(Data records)
==*==

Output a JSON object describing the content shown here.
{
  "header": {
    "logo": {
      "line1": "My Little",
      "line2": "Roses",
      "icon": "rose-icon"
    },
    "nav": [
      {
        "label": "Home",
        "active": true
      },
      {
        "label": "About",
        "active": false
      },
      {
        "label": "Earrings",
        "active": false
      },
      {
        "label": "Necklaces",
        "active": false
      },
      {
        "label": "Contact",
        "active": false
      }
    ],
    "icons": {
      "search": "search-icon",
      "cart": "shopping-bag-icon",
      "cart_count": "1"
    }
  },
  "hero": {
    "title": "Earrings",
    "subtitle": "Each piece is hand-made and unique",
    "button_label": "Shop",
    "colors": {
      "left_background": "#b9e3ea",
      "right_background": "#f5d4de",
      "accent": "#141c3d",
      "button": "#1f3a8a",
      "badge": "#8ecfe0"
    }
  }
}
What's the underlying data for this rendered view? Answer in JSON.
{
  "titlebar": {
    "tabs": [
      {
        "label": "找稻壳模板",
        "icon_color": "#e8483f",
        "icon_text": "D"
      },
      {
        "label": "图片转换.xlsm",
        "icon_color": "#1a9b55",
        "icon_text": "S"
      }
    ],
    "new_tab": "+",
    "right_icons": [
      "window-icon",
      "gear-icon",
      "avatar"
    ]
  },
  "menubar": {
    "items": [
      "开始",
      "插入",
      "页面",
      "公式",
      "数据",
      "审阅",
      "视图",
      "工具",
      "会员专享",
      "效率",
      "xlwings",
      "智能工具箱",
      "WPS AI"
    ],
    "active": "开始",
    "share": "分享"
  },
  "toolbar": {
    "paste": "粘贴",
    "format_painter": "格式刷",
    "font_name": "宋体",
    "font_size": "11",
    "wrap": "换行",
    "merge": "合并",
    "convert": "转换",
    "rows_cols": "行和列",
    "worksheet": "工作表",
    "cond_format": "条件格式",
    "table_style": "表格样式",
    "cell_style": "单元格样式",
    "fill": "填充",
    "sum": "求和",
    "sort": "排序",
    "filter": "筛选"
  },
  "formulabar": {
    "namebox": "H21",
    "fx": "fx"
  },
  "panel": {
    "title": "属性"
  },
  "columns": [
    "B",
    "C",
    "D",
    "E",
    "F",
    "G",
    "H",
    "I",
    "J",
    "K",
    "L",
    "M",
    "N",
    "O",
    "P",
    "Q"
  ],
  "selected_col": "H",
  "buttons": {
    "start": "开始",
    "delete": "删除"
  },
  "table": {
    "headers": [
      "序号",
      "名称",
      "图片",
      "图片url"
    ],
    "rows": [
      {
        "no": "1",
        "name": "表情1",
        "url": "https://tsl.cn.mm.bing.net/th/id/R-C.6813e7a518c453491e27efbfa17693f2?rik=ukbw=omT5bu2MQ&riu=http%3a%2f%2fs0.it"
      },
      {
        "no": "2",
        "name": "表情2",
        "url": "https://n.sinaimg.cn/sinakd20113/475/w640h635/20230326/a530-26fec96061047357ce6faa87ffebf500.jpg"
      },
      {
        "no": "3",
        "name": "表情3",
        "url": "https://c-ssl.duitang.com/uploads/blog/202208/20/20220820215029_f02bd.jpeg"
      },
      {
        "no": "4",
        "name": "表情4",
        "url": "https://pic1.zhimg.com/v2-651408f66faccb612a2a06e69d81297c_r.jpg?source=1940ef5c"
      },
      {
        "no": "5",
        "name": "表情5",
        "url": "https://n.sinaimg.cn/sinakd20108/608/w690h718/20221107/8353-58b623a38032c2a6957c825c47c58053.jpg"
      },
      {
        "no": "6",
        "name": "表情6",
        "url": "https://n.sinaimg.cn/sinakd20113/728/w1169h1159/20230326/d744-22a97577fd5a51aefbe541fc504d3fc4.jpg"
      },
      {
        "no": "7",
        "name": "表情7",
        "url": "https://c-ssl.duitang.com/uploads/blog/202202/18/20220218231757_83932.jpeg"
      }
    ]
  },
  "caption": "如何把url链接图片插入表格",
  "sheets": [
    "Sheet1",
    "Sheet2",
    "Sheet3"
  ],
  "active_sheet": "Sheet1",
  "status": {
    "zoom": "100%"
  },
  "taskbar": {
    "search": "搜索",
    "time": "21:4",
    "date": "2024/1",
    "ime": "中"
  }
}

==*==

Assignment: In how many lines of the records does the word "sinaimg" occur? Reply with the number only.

Written answer: 3